    I can remember the '70's spider maintenance section of the manual had "check for leaks" in its periodic listings.

  • Mike_Aldea Mike_Aldea on May 14, 2012

    I dispute the idea that the Fiat 124 Spider was mechanically unreliable. I drove my 1971 Fiat 124 Spider with the 1608cc engine for 130k miles before selling it. During that the entire time I owned that car I only replaced the following: * OEM exhaust when it rusted out with a dual wall aftermarket one * Water Pump * Alternator-Voltage Regulator which was a combined unit * Timing Belt as part of normal maintenance. * Convertible Top when the rear window became too scratched and yellow to see clearly * Seal Beam Headlamps with European Quartz replacement units for better performance. None of this was unusual for a 1970s era automobile. The only reason I sold the car instead of restoring it was due to the bad corrosion through the rocker panels. Because the car was unit body construction and not body on frame it would have been prohibitively expensive to try and repair. Eventually that corrosion was going to lead to dangerous body flex. The corrosion problem was not that unusual for an imported vehicle here in the Northeast rust belt. Rust prevention on automobiles has come a long way since then. I was so happy with my Fiat that in 1982 I encourage my girl friend to buy a used 1979 Fiat 124 Spider. She enjoyed that car for many years. But between the raised ride height to bring the headlamps up to the federally mandated minimum height and the heavy federalized bumpers it did not handle as well as my 1971 nor was it as quick. Those monstrous bumpers also really ruined the lines of that classic Pininfarina design.

  • 3-On-The-Tree Lou_BCsame here I grew up on 2-stroke dirt bikes had a 1985 Yamaha IT200 2-strokes then a 1977 Suzuki GT750 2-stroke 750 streetike fast forward to 2002 as a young flight school Lieutenant I bought a 2002 suzuki Hayabusa 1300 up in Huntsville Alabama. Still have that bike.
  • Milton Rented one for about a month. Very solid EV. Not as fun as my Polestar, but for a go to family car, solid. Practical EV ownership is only made possible with a home charger.
  • J Love mine, but the steering wheel blocks dashboard a bit, can't see turn signals nor headlights icons. They could use the upper corners of the screen for the turn signals. Mileage is much lower than shown too, disappointing
  • Aja8888 NO!
  • OrpheusSail I once did.
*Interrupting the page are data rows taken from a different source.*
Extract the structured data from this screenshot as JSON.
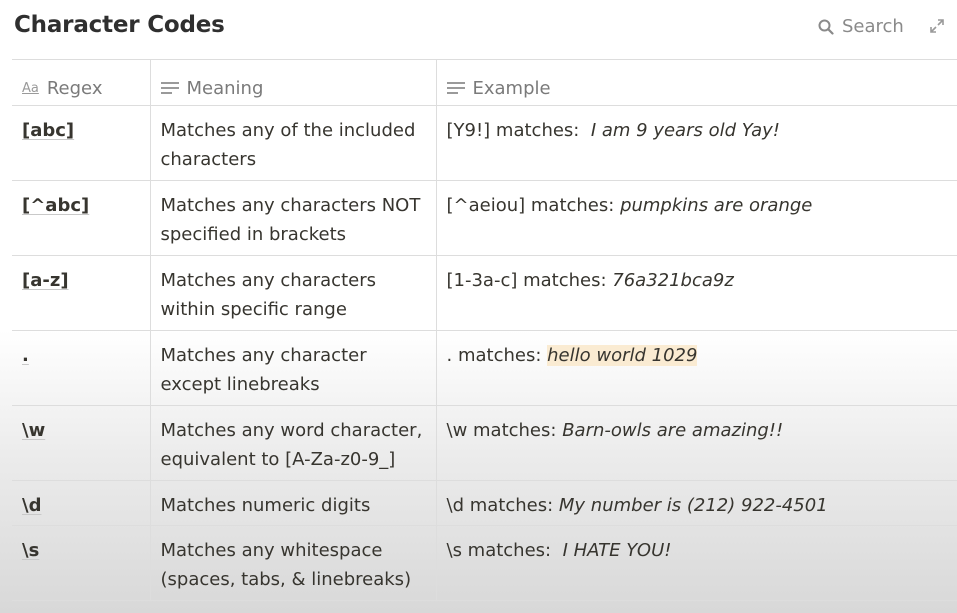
{
  "page": {
    "title": "Character Codes",
    "search_label": "Search"
  },
  "columns": [
    {
      "label": "Regex",
      "icon": "title-property-icon"
    },
    {
      "label": "Meaning",
      "icon": "text-property-icon"
    },
    {
      "label": "Example",
      "icon": "text-property-icon"
    }
  ],
  "rows": [
    {
      "regex": "[abc]",
      "meaning": "Matches any of the included characters",
      "example_prefix": "[Y9!] matches:",
      "example_text": "I am 9 years old Yay!"
    },
    {
      "regex": "[^abc]",
      "meaning": "Matches any characters NOT specified in brackets",
      "example_prefix": "[^aeiou] matches:",
      "example_text": "pumpkins are orange"
    },
    {
      "regex": "[a-z]",
      "meaning": "Matches any characters within specific range",
      "example_prefix": "[1-3a-c] matches:",
      "example_text": "76a321bca9z"
    },
    {
      "regex": ".",
      "meaning": "Matches any character except linebreaks",
      "example_prefix": ". matches:",
      "example_text": "hello world 1029"
    },
    {
      "regex": "\\w",
      "meaning": "Matches any word character, equivalent to [A-Za-z0-9_]",
      "example_prefix": "\\w matches:",
      "example_text": "Barn-owls are amazing!!"
    },
    {
      "regex": "\\d",
      "meaning": "Matches numeric digits",
      "example_prefix": "\\d matches:",
      "example_text": "My number is (212) 922-4501"
    },
    {
      "regex": "\\s",
      "meaning": "Matches any whitespace (spaces, tabs, & linebreaks)",
      "example_prefix": "\\s matches:",
      "example_text": "I HATE YOU!"
    }
  ],
  "colors": {
    "highlight": "#faebd2",
    "border": "#dddddd",
    "text": "#37352f"
  }
}
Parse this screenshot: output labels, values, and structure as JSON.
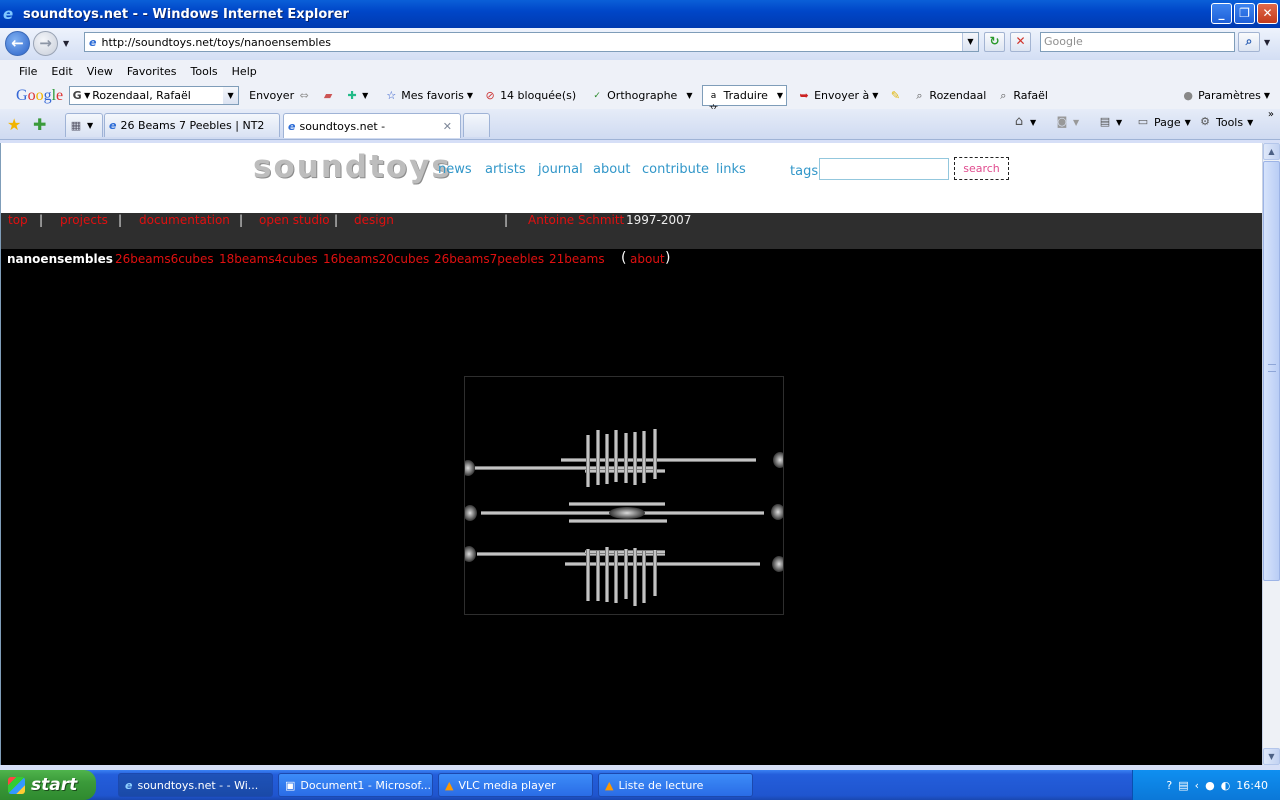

My first four cars were American made, and through an odd set of circumstances surrounding a divorce, I wound up with a '95 Nissan Maxima which was fourteen years old and had about 150,000 miles on it.It was drove better, had an amazing engine, and was more reliable than any of my American cars. This included a new '95 GMC pickup that went through five alternators in under two years while the dealership insisted that there was no underlying electrical problem while they tried to run the clock on the warranty.That was the end of 'buy American'. I've bought from Honda and VW since, and I'll consider just about anything except American now.